### Entries from a dataset of interfaces
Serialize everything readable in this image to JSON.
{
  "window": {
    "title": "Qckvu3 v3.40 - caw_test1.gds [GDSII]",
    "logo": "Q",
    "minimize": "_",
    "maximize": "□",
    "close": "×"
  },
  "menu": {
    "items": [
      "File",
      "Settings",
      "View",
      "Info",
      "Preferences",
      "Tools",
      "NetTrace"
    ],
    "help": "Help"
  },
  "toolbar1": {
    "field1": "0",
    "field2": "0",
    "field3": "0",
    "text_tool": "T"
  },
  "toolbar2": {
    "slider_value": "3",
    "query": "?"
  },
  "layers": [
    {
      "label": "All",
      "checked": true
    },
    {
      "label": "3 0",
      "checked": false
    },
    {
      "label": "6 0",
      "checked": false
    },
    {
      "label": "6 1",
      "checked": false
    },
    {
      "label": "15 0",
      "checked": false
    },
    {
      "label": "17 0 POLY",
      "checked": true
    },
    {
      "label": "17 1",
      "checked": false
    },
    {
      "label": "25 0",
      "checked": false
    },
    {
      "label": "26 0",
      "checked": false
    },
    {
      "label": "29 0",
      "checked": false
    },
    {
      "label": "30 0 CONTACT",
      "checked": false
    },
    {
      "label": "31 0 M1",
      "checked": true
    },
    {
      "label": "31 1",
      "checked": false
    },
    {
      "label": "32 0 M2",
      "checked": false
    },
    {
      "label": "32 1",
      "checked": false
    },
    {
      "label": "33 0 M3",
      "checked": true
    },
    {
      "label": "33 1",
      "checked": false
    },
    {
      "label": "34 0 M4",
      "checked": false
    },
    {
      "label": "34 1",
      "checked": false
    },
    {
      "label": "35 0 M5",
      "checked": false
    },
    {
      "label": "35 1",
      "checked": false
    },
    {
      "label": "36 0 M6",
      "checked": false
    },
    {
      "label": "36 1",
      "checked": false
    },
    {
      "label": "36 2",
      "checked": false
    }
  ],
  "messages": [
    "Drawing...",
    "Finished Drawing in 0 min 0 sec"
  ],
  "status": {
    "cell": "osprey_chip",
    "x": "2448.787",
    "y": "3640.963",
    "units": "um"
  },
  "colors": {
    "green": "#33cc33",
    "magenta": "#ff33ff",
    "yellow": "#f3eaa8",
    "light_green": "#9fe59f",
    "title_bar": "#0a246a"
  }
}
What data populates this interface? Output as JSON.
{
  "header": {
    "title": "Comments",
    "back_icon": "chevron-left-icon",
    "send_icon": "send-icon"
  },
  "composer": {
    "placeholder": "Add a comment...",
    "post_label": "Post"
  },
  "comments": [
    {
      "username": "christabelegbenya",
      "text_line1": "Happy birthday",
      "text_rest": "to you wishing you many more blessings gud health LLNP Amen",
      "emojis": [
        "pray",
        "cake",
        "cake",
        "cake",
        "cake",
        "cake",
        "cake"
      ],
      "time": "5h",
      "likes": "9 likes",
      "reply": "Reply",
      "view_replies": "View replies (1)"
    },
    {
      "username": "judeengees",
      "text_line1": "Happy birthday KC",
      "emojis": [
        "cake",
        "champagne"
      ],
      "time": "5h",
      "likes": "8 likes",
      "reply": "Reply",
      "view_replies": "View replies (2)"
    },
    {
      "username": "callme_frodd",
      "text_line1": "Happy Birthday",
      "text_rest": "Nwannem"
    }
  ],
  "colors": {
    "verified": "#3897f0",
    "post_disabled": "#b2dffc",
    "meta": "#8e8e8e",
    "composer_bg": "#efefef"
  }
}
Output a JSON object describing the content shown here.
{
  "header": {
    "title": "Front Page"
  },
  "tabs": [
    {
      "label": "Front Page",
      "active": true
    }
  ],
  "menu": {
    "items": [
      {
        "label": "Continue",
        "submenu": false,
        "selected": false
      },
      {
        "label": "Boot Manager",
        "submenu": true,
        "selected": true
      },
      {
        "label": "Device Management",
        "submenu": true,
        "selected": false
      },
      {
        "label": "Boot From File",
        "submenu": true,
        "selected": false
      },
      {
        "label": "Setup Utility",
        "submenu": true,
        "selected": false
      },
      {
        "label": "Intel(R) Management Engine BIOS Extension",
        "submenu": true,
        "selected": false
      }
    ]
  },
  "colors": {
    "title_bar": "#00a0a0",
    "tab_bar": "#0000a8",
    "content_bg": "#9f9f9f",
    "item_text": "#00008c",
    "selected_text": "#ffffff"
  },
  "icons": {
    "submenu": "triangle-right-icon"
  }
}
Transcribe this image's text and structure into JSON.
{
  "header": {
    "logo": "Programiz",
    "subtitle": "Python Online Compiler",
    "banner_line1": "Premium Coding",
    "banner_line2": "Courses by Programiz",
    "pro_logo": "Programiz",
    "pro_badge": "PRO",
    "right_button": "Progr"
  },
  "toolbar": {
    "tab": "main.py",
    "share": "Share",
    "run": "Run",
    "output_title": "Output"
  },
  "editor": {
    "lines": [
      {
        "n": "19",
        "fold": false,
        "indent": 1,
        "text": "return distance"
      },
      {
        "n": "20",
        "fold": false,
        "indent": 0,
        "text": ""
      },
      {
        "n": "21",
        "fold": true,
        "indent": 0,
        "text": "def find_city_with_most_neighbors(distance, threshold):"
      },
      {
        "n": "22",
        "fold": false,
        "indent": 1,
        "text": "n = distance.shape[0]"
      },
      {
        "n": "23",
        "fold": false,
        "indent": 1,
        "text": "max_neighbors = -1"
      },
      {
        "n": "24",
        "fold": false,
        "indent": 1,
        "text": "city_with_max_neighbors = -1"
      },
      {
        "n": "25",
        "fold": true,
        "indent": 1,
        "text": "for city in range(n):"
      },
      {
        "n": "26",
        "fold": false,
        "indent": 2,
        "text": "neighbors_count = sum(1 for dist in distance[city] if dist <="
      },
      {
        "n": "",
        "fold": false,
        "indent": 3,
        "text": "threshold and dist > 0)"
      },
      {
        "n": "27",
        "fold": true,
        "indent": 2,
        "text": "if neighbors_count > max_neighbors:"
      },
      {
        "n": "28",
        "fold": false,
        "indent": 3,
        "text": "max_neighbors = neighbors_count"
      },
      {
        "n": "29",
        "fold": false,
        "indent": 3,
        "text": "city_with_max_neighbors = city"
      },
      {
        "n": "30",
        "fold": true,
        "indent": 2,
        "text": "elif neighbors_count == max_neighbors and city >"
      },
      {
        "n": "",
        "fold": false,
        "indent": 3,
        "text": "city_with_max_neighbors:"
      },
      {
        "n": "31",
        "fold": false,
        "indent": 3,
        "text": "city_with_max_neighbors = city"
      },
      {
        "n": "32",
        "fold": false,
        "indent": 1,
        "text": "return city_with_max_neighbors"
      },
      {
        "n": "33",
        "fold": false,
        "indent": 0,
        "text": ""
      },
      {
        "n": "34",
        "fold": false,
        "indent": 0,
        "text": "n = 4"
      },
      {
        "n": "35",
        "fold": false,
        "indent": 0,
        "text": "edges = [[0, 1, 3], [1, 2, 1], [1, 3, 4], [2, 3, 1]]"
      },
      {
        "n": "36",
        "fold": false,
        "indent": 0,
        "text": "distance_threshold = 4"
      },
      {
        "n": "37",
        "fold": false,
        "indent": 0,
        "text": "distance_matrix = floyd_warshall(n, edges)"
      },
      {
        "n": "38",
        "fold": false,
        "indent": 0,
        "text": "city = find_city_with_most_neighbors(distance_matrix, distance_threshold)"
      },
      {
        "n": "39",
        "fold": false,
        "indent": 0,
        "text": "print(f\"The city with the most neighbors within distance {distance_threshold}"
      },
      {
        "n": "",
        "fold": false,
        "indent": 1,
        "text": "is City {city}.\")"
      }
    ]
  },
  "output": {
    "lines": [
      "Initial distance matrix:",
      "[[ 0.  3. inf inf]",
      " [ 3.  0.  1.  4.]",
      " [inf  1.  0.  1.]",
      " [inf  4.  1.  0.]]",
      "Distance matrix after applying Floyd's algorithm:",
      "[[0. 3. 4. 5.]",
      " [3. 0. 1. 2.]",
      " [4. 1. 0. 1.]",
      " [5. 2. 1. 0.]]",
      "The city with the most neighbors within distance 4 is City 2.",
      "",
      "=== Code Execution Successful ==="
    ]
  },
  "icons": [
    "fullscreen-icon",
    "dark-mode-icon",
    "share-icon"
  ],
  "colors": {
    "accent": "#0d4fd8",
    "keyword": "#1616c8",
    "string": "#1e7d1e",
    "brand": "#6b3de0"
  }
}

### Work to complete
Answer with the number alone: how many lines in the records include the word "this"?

### Task response
3